WHAT THE TASK ASKS:
Where does the word "cosmoONE" show up in the records? Copy every line that holds it.

───

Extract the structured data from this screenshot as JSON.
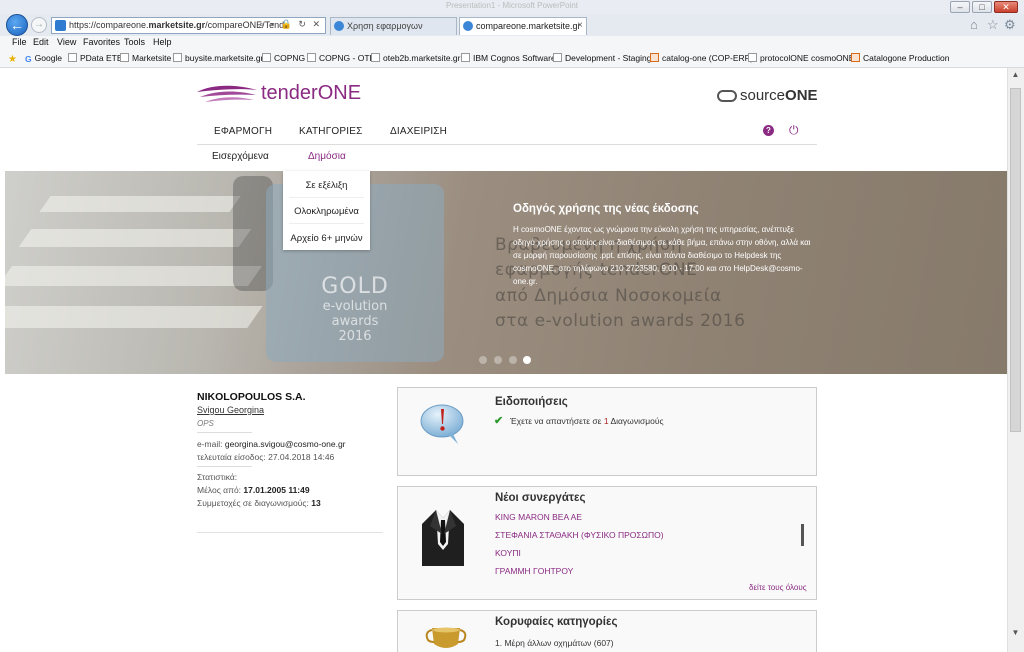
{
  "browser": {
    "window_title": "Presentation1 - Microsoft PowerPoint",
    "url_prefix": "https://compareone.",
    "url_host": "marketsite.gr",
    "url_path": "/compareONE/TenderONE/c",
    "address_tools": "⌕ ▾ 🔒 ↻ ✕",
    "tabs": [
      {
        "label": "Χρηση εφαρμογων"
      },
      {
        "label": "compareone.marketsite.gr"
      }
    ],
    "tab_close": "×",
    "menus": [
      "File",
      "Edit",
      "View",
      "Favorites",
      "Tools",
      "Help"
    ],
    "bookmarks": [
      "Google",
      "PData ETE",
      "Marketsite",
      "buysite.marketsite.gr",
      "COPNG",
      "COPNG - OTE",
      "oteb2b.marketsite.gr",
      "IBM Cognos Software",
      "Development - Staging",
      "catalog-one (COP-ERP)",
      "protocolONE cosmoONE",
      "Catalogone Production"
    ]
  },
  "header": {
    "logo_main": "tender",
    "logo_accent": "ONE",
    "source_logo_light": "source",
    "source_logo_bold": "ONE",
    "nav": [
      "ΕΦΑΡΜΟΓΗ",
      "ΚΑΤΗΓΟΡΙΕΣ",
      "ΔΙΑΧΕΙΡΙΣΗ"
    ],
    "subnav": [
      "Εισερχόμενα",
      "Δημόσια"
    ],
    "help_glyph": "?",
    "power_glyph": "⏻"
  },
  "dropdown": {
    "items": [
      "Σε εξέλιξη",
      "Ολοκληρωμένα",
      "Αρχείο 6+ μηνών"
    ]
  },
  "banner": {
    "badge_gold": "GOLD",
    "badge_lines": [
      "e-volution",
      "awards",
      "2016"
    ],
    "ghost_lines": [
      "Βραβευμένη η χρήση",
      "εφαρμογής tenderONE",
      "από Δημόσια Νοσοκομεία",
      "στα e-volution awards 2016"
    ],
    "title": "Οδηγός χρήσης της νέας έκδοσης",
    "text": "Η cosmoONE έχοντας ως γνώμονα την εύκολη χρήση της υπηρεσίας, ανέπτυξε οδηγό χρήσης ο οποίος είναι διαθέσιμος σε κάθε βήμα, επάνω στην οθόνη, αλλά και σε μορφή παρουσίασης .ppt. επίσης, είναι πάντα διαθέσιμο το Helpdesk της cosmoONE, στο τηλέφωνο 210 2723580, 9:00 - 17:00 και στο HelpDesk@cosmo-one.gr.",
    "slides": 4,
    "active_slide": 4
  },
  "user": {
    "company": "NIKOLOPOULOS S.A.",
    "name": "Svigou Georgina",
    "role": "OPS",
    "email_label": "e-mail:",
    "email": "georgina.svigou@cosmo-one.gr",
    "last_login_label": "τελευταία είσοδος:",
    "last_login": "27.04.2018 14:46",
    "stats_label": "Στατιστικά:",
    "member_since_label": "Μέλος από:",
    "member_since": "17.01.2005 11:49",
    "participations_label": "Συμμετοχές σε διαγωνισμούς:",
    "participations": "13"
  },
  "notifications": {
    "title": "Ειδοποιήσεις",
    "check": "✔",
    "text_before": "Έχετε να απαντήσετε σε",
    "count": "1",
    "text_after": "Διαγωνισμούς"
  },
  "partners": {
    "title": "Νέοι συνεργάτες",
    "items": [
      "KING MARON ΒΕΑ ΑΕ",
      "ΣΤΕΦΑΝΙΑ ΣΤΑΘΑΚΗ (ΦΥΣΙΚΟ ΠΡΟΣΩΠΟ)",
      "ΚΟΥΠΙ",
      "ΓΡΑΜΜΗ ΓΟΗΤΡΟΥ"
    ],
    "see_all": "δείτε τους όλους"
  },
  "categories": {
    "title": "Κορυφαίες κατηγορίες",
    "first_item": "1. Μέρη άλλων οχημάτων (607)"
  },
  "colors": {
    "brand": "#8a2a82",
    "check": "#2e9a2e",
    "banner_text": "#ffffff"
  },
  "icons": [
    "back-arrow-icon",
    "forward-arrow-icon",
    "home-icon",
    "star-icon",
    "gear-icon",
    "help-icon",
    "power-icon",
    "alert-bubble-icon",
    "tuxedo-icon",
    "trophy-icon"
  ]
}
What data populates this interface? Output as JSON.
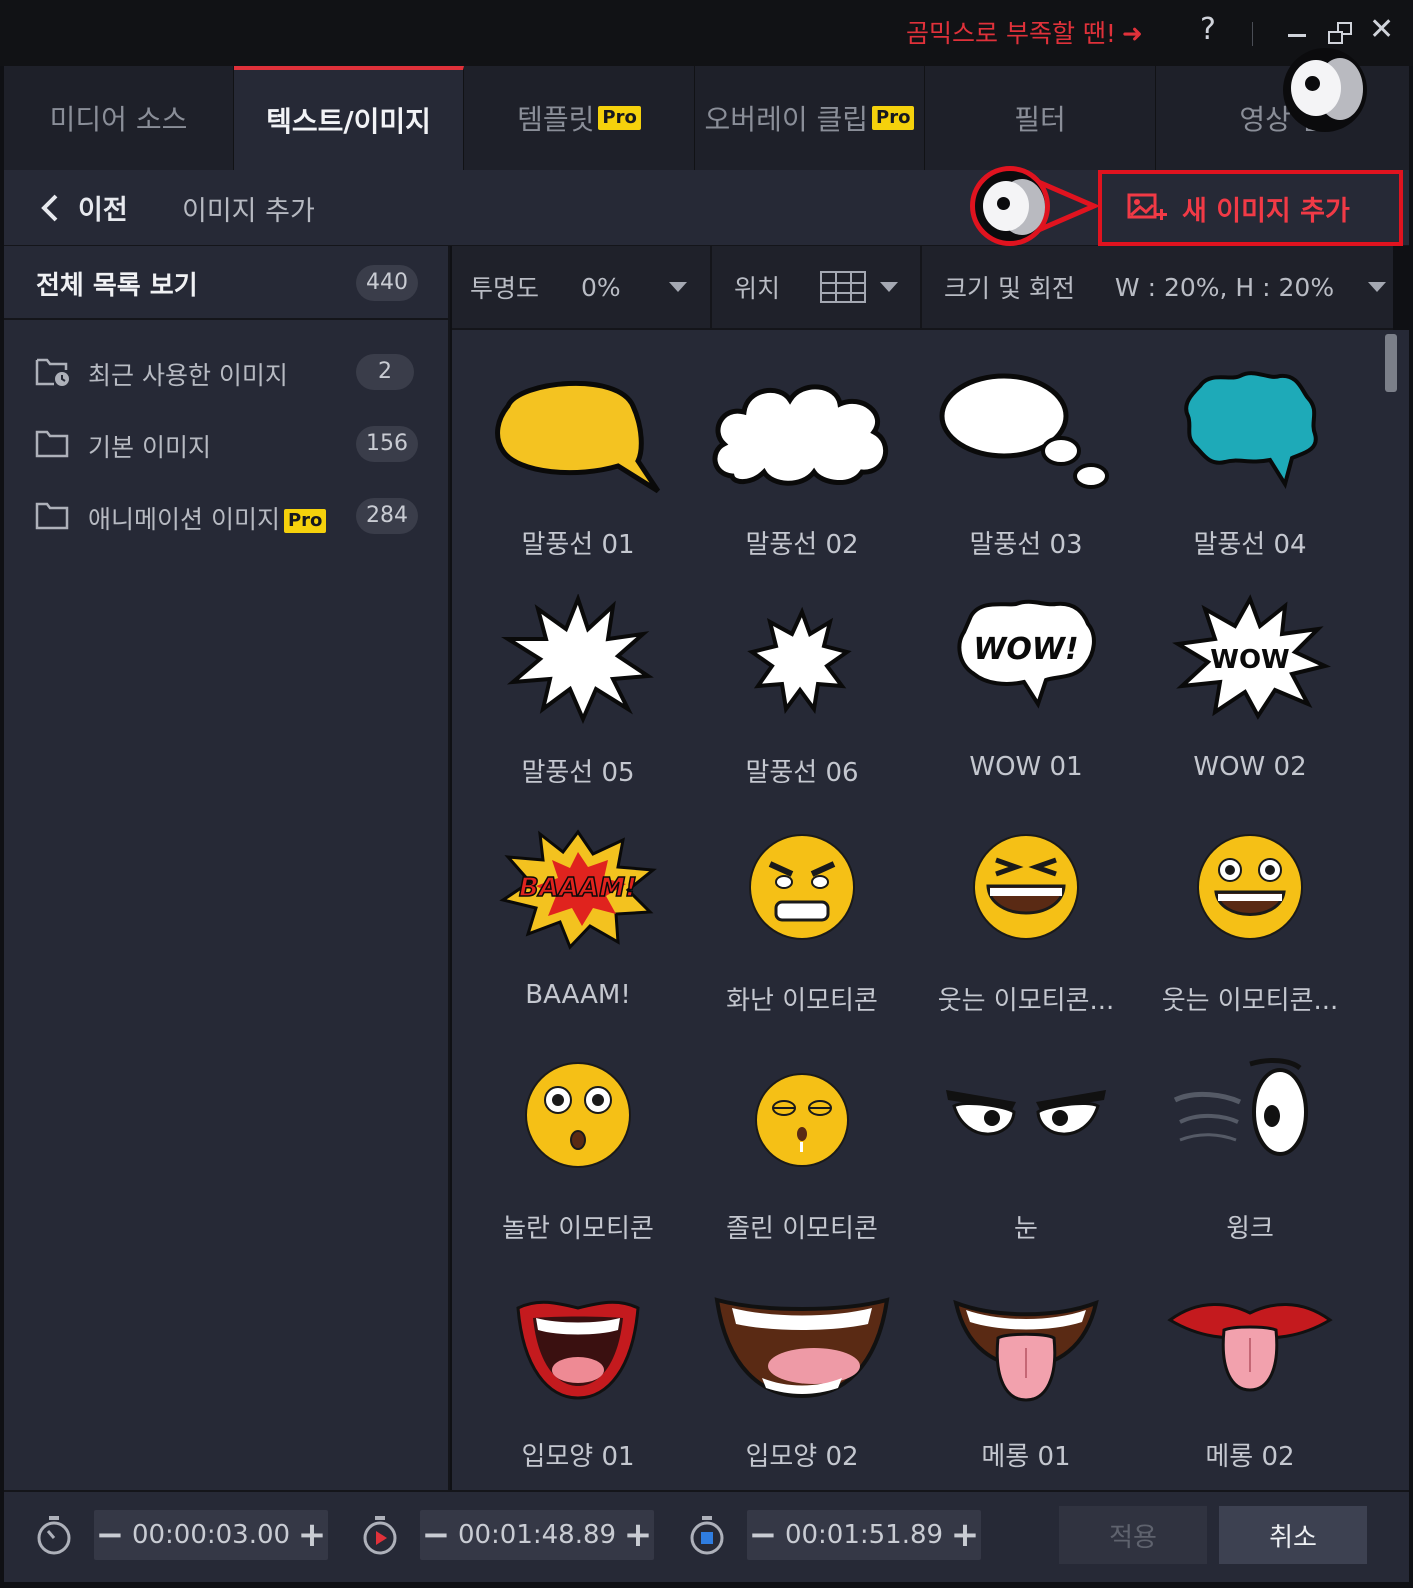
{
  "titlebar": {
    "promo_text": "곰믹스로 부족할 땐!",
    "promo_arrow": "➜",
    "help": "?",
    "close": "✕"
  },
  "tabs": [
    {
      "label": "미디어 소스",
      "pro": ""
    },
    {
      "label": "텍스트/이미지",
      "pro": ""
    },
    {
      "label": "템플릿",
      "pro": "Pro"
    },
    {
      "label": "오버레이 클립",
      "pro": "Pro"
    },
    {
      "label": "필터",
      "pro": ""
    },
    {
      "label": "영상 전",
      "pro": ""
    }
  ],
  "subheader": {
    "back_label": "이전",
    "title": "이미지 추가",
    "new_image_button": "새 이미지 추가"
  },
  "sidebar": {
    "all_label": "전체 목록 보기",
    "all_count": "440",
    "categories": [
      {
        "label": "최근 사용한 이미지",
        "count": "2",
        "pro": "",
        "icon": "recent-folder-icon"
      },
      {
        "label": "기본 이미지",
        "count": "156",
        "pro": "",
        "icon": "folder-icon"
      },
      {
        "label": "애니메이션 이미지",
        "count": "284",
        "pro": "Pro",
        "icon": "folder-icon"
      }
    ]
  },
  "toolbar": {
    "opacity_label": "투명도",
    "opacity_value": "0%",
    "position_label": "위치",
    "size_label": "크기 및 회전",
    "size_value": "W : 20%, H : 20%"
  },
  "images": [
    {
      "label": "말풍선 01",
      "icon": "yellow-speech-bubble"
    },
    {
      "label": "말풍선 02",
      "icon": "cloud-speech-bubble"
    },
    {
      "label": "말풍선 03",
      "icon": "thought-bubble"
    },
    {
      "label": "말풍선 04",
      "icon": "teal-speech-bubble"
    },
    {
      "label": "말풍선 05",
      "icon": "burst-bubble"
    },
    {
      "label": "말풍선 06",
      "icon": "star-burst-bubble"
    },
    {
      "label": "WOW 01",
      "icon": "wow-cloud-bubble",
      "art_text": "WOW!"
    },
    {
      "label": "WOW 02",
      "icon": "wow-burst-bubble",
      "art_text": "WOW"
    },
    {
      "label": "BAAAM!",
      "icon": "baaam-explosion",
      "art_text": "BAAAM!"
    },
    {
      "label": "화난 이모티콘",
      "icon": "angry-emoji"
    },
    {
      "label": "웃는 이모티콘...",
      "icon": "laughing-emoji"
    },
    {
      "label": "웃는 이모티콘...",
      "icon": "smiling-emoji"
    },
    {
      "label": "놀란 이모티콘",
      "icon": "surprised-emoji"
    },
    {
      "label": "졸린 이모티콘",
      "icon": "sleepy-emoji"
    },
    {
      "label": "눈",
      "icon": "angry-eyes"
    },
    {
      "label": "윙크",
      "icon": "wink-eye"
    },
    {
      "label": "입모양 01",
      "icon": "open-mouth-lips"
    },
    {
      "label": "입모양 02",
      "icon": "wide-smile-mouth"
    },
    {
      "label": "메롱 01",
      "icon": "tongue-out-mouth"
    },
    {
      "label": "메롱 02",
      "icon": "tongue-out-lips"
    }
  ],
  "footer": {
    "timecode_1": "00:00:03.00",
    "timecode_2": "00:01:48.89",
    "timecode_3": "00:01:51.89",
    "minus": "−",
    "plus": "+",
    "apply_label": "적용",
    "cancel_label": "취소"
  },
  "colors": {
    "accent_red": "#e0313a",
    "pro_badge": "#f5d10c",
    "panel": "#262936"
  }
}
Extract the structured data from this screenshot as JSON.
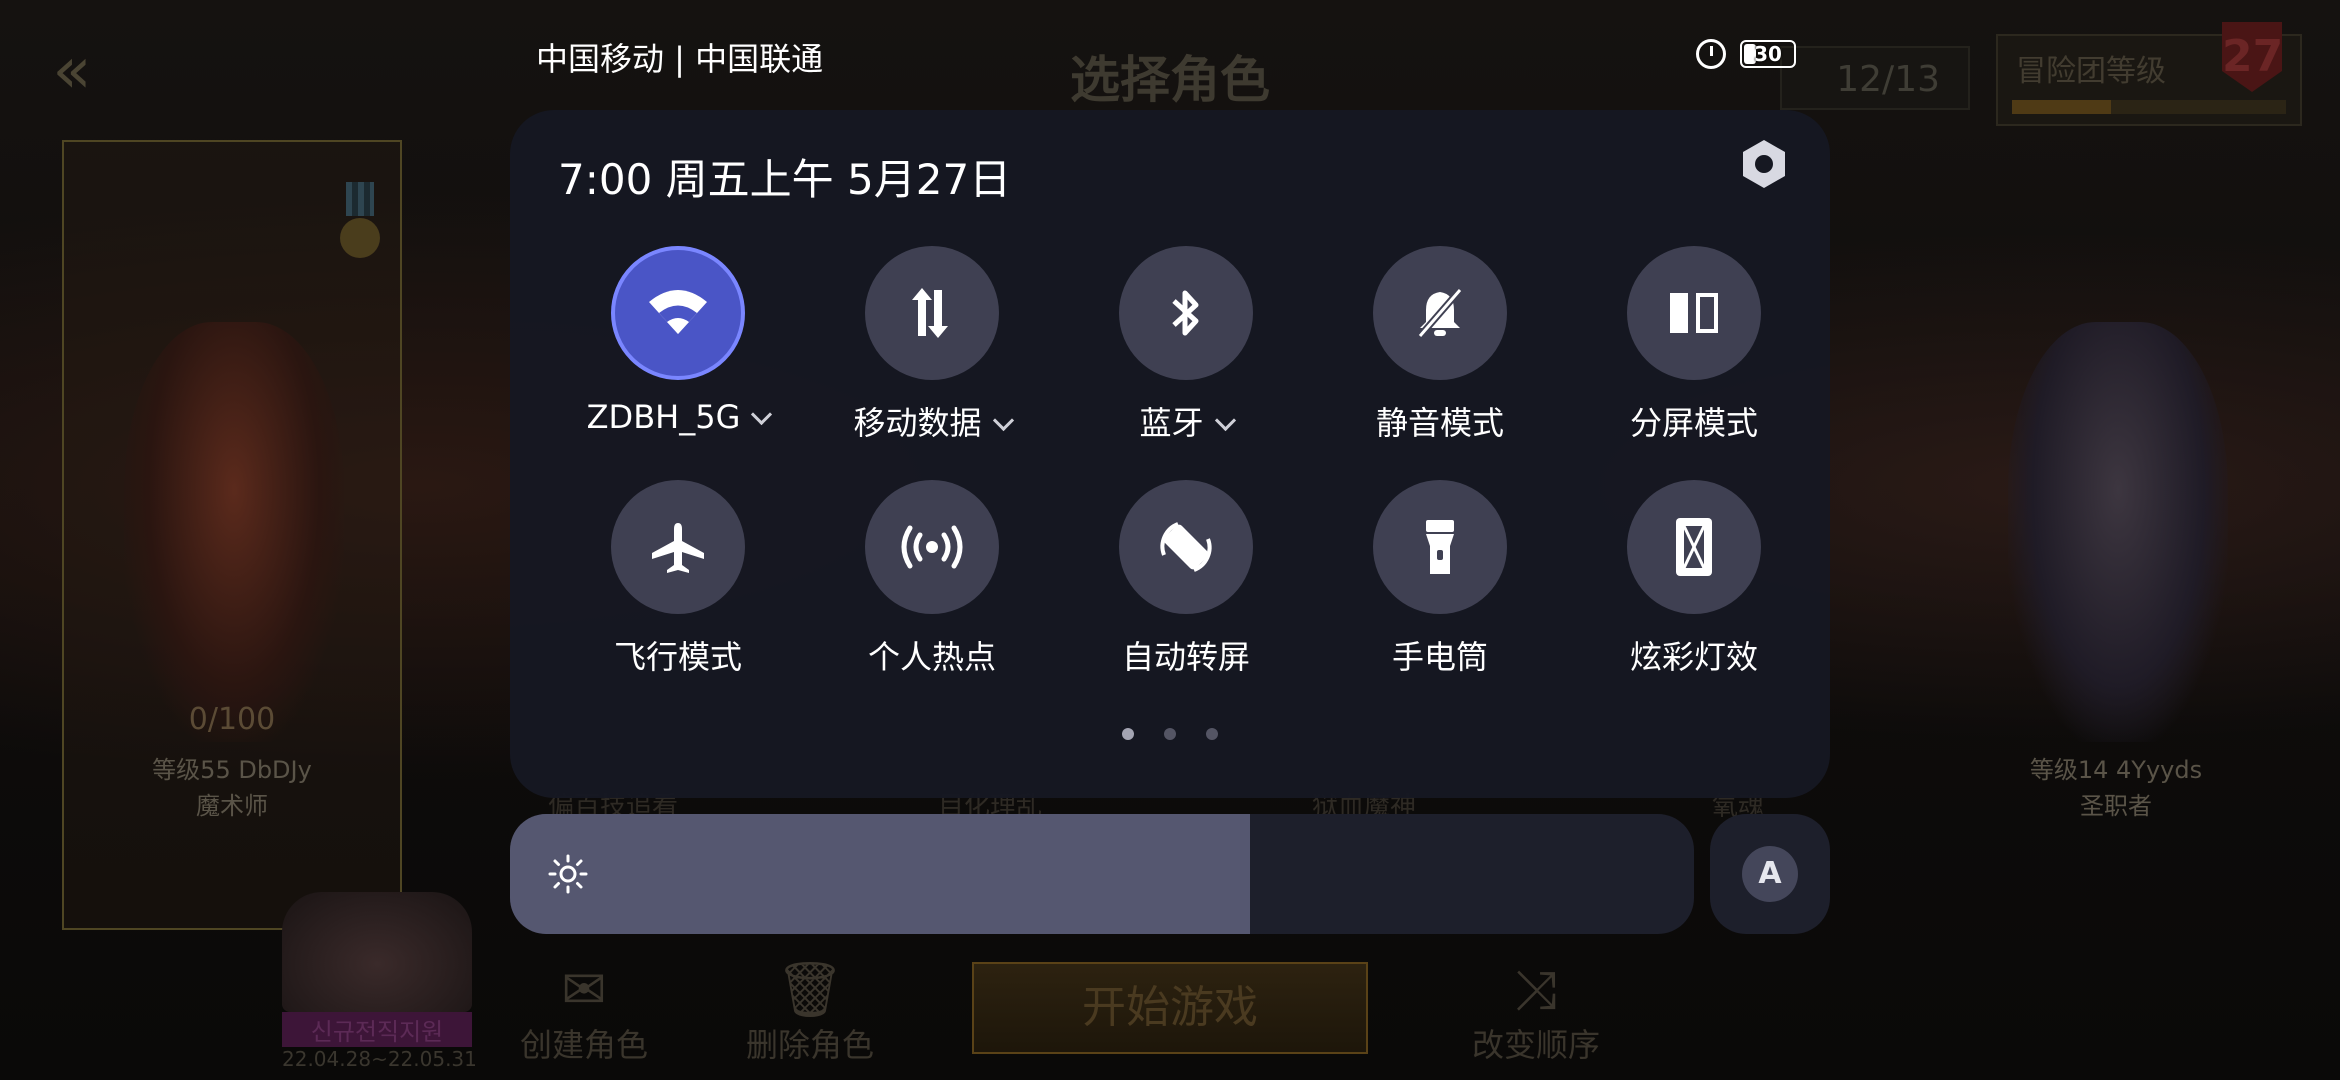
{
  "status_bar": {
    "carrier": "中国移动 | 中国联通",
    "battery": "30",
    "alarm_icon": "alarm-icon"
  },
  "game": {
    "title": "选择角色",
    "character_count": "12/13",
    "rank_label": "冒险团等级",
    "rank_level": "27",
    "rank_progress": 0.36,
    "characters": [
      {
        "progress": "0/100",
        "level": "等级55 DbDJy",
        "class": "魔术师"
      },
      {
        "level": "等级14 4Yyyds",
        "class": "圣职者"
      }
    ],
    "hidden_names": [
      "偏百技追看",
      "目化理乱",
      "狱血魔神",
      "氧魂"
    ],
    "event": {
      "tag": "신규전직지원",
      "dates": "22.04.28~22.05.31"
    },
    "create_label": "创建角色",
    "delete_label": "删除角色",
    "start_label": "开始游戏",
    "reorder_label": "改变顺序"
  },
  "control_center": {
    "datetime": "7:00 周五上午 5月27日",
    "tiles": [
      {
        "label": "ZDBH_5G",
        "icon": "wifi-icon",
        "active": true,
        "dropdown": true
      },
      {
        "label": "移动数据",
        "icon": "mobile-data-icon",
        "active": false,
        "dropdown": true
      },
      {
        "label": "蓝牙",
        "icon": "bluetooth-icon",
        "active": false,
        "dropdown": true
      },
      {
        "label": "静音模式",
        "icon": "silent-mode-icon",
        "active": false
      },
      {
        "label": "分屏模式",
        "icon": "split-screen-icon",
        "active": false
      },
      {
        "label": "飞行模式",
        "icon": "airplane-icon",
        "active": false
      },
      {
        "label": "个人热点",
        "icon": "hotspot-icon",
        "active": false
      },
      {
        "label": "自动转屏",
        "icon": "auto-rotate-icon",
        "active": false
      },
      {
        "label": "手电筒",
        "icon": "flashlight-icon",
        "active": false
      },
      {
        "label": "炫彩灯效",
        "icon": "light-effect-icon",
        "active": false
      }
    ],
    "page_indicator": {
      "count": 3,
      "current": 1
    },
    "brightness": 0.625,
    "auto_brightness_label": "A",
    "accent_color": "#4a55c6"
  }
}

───

SOLUTION BELOW:
      "protocolONE cosmoONE",
    "text": "Η cosmoONE έχοντας ως γνώμονα την εύκολη χρήση της υπηρεσίας, ανέπτυξε οδηγό χρήσης ο οποίος είναι διαθέσιμος σε κάθε βήμα, επάνω στην οθόνη, αλλά και σε μορφή παρουσίασης .ppt. επίσης, είναι πάντα διαθέσιμο το Helpdesk της cosmoONE, στο τηλέφωνο 210 2723580, 9:00 - 17:00 και στο HelpDesk@cosmo-one.gr.",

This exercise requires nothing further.